ACTIVITY:
All of the records must be set down again word for word.

ENTRIES SHOWN:
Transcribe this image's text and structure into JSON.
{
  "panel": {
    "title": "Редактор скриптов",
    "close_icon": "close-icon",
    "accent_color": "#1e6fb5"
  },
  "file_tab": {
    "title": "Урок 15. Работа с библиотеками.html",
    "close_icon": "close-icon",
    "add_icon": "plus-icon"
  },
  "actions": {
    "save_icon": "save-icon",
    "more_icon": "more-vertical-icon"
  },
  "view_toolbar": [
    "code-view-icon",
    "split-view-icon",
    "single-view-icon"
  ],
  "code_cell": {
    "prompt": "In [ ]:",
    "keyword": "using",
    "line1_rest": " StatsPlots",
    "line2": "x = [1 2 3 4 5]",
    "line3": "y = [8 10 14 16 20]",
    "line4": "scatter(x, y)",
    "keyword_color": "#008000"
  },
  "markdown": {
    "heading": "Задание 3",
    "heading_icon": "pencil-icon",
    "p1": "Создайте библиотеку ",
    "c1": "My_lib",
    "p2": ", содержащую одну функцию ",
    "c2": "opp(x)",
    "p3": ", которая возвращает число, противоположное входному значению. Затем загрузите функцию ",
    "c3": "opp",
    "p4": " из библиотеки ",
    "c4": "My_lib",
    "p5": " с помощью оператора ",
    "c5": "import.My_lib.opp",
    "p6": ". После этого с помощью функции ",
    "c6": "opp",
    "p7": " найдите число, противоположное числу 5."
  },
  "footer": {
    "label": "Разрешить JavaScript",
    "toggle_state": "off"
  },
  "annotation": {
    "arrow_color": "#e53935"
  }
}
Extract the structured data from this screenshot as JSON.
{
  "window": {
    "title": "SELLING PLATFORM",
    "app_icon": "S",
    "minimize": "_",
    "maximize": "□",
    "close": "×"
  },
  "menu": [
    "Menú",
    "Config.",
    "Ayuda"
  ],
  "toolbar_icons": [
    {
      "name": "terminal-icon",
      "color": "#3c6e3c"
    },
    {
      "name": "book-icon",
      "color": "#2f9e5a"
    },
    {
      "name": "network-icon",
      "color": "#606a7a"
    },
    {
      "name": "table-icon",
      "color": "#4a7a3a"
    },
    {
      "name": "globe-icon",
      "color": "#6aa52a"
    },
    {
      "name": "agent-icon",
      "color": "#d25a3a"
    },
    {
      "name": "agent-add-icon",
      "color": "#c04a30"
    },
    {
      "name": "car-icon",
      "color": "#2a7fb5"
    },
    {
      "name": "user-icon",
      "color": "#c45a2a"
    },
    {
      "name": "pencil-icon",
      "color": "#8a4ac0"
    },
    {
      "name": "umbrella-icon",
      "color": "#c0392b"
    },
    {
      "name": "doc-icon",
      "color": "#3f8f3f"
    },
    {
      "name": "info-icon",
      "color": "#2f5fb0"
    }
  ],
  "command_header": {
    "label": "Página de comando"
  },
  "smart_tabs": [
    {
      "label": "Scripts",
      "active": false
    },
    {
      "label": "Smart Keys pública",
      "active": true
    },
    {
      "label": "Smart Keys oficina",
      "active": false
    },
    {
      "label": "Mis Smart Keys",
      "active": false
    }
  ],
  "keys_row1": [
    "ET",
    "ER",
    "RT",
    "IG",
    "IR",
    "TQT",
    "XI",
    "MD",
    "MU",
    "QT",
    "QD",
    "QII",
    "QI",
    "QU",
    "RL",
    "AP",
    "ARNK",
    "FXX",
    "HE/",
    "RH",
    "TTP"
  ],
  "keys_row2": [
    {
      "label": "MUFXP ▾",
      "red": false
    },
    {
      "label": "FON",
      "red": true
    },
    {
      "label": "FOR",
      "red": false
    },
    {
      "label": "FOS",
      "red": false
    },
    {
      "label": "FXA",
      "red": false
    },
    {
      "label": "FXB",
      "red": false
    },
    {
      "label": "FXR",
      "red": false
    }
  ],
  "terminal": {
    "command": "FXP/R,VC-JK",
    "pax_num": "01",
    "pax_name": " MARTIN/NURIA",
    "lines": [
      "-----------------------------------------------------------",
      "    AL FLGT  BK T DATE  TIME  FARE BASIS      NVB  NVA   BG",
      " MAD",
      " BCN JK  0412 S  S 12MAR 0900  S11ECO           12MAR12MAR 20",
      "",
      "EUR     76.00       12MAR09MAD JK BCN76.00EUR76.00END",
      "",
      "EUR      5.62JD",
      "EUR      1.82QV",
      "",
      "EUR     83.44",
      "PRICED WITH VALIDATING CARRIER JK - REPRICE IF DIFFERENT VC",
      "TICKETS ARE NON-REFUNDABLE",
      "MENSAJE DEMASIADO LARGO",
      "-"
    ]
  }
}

EXERCISE SOLUTION:
Transcribe this image's text and structure into JSON.
{
  "panel": {
    "title": "Редактор скриптов",
    "close_icon": "close-icon",
    "accent_color": "#1e6fb5"
  },
  "file_tab": {
    "title": "Урок 15. Работа с библиотеками.html",
    "close_icon": "close-icon",
    "add_icon": "plus-icon"
  },
  "actions": {
    "save_icon": "save-icon",
    "more_icon": "more-vertical-icon"
  },
  "view_toolbar": [
    "code-view-icon",
    "split-view-icon",
    "single-view-icon"
  ],
  "code_cell": {
    "prompt": "In [ ]:",
    "keyword": "using",
    "line1_rest": " StatsPlots",
    "line2": "x = [1 2 3 4 5]",
    "line3": "y = [8 10 14 16 20]",
    "line4": "scatter(x, y)",
    "keyword_color": "#008000"
  },
  "markdown": {
    "heading": "Задание 3",
    "heading_icon": "pencil-icon",
    "p1": "Создайте библиотеку ",
    "c1": "My_lib",
    "p2": ", содержащую одну функцию ",
    "c2": "opp(x)",
    "p3": ", которая возвращает число, противоположное входному значению. Затем загрузите функцию ",
    "c3": "opp",
    "p4": " из библиотеки ",
    "c4": "My_lib",
    "p5": " с помощью оператора ",
    "c5": "import.My_lib.opp",
    "p6": ". После этого с помощью функции ",
    "c6": "opp",
    "p7": " найдите число, противоположное числу 5."
  },
  "footer": {
    "label": "Разрешить JavaScript",
    "toggle_state": "off"
  },
  "annotation": {
    "arrow_color": "#e53935"
  }
}
Extract the structured data from this screenshot as JSON.
{
  "window": {
    "title": "SELLING PLATFORM",
    "app_icon": "S",
    "minimize": "_",
    "maximize": "□",
    "close": "×"
  },
  "menu": [
    "Menú",
    "Config.",
    "Ayuda"
  ],
  "toolbar_icons": [
    {
      "name": "terminal-icon",
      "color": "#3c6e3c"
    },
    {
      "name": "book-icon",
      "color": "#2f9e5a"
    },
    {
      "name": "network-icon",
      "color": "#606a7a"
    },
    {
      "name": "table-icon",
      "color": "#4a7a3a"
    },
    {
      "name": "globe-icon",
      "color": "#6aa52a"
    },
    {
      "name": "agent-icon",
      "color": "#d25a3a"
    },
    {
      "name": "agent-add-icon",
      "color": "#c04a30"
    },
    {
      "name": "car-icon",
      "color": "#2a7fb5"
    },
    {
      "name": "user-icon",
      "color": "#c45a2a"
    },
    {
      "name": "pencil-icon",
      "color": "#8a4ac0"
    },
    {
      "name": "umbrella-icon",
      "color": "#c0392b"
    },
    {
      "name": "doc-icon",
      "color": "#3f8f3f"
    },
    {
      "name": "info-icon",
      "color": "#2f5fb0"
    }
  ],
  "command_header": {
    "label": "Página de comando"
  },
  "smart_tabs": [
    {
      "label": "Scripts",
      "active": false
    },
    {
      "label": "Smart Keys pública",
      "active": true
    },
    {
      "label": "Smart Keys oficina",
      "active": false
    },
    {
      "label": "Mis Smart Keys",
      "active": false
    }
  ],
  "keys_row1": [
    "ET",
    "ER",
    "RT",
    "IG",
    "IR",
    "TQT",
    "XI",
    "MD",
    "MU",
    "QT",
    "QD",
    "QII",
    "QI",
    "QU",
    "RL",
    "AP",
    "ARNK",
    "FXX",
    "HE/",
    "RH",
    "TTP"
  ],
  "keys_row2": [
    {
      "label": "MUFXP ▾",
      "red": false
    },
    {
      "label": "FON",
      "red": true
    },
    {
      "label": "FOR",
      "red": false
    },
    {
      "label": "FOS",
      "red": false
    },
    {
      "label": "FXA",
      "red": false
    },
    {
      "label": "FXB",
      "red": false
    },
    {
      "label": "FXR",
      "red": false
    }
  ],
  "terminal": {
    "command": "FXP/R,VC-JK",
    "pax_num": "01",
    "pax_name": " MARTIN/NURIA",
    "lines": [
      "-----------------------------------------------------------",
      "    AL FLGT  BK T DATE  TIME  FARE BASIS      NVB  NVA   BG",
      " MAD",
      " BCN JK  0412 S  S 12MAR 0900  S11ECO           12MAR12MAR 20",
      "",
      "EUR     76.00       12MAR09MAD JK BCN76.00EUR76.00END",
      "",
      "EUR      5.62JD",
      "EUR      1.82QV",
      "",
      "EUR     83.44",
      "PRICED WITH VALIDATING CARRIER JK - REPRICE IF DIFFERENT VC",
      "TICKETS ARE NON-REFUNDABLE",
      "MENSAJE DEMASIADO LARGO",
      "-"
    ]
  }
}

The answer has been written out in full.